▶ _The task_
Copy out every line from the records that includes "subtext".

▶ _Records shown_
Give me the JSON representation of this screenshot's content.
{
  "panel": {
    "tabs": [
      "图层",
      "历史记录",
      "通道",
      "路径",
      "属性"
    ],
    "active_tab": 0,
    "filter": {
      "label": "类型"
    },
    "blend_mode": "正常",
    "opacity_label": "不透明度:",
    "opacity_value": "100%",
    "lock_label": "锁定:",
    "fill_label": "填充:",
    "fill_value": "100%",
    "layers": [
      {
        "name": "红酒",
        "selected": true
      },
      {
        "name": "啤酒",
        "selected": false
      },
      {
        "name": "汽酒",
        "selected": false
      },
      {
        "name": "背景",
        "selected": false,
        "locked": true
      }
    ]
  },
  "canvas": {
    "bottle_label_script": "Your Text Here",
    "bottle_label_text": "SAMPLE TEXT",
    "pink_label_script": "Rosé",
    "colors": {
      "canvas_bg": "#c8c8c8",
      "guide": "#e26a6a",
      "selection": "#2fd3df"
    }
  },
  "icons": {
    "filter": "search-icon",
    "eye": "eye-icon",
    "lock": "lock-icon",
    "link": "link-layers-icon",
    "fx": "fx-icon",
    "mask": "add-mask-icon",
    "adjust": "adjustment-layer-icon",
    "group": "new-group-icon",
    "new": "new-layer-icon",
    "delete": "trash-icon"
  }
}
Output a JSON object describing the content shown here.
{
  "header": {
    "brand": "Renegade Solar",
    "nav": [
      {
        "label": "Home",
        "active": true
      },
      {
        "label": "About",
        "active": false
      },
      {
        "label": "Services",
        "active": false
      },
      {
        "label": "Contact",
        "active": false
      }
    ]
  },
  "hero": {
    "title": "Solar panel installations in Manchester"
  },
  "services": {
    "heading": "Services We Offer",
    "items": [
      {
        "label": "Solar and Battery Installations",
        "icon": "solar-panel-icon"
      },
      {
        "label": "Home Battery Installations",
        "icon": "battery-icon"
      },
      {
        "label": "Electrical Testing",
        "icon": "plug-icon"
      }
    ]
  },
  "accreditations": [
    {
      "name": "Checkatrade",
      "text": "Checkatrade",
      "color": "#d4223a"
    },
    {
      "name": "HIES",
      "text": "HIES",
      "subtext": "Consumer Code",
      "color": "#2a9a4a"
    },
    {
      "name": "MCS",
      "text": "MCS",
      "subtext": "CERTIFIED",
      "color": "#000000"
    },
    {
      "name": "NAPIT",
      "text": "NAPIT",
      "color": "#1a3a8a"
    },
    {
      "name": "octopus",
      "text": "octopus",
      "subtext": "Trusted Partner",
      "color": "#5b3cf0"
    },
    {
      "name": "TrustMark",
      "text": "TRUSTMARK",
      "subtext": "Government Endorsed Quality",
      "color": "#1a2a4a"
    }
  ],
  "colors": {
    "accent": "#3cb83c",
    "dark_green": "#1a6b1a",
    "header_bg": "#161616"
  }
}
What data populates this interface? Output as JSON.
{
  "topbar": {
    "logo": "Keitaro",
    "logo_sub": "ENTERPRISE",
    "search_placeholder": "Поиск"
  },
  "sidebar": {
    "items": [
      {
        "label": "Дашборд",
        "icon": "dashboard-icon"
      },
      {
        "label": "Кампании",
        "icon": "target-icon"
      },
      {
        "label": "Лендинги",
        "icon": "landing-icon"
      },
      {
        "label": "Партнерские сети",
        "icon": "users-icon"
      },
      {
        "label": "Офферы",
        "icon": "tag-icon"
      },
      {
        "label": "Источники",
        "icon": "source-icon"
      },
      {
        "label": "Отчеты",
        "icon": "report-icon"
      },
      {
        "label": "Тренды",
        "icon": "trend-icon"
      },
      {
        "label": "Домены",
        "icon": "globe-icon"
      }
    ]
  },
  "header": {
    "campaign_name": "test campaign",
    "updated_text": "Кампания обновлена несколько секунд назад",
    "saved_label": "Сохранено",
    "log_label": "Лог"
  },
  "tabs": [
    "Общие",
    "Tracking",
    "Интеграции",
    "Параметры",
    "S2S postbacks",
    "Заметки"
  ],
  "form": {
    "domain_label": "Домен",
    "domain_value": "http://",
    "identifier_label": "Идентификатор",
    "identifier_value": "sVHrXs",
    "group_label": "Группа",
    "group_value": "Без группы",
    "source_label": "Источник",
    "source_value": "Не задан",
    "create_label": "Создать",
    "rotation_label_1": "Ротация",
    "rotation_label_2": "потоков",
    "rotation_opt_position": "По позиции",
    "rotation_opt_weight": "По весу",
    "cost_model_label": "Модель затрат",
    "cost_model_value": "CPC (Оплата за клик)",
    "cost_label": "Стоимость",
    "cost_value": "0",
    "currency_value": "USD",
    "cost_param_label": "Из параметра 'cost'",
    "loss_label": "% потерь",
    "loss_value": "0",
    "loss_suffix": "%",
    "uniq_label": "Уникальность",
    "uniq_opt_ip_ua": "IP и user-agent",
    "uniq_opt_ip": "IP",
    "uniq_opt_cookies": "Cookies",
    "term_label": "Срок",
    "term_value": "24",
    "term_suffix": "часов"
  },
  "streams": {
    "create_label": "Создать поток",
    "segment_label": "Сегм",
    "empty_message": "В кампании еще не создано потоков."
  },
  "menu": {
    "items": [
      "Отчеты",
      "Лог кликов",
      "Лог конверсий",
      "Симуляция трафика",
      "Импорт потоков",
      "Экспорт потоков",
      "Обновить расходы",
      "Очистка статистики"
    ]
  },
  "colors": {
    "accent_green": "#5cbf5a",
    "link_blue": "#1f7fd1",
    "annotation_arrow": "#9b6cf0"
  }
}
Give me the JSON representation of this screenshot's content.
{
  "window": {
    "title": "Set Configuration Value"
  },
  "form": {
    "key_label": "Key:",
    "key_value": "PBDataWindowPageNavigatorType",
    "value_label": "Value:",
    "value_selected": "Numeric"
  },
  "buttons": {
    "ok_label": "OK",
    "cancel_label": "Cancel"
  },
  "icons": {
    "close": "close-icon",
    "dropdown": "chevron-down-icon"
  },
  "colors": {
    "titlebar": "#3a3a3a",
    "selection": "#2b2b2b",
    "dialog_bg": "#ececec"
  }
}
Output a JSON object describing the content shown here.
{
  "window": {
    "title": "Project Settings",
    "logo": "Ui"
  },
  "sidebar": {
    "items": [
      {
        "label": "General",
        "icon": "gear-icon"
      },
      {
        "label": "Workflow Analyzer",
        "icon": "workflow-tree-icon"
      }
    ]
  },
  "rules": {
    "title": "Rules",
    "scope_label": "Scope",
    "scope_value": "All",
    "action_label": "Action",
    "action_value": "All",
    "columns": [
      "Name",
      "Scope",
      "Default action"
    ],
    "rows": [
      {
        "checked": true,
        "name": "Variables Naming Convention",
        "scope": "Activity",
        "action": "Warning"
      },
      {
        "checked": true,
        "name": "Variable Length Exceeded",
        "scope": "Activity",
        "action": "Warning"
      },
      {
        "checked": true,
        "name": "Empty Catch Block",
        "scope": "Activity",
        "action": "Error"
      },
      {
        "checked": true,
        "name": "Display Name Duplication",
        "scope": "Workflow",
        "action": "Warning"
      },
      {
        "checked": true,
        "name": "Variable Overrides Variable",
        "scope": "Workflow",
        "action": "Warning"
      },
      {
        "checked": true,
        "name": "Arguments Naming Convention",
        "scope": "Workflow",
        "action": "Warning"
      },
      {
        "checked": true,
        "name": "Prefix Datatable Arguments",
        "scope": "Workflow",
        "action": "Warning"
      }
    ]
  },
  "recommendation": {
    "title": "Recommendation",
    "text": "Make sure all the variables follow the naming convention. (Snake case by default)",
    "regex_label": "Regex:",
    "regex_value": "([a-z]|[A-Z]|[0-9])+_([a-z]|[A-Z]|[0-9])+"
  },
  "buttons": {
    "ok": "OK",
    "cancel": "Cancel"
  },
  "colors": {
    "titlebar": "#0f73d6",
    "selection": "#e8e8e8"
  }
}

▶ _Solved problem_
      "subtext": "Consumer Code",
      "subtext": "CERTIFIED",
      "subtext": "Trusted Partner",
      "subtext": "Government Endorsed Quality",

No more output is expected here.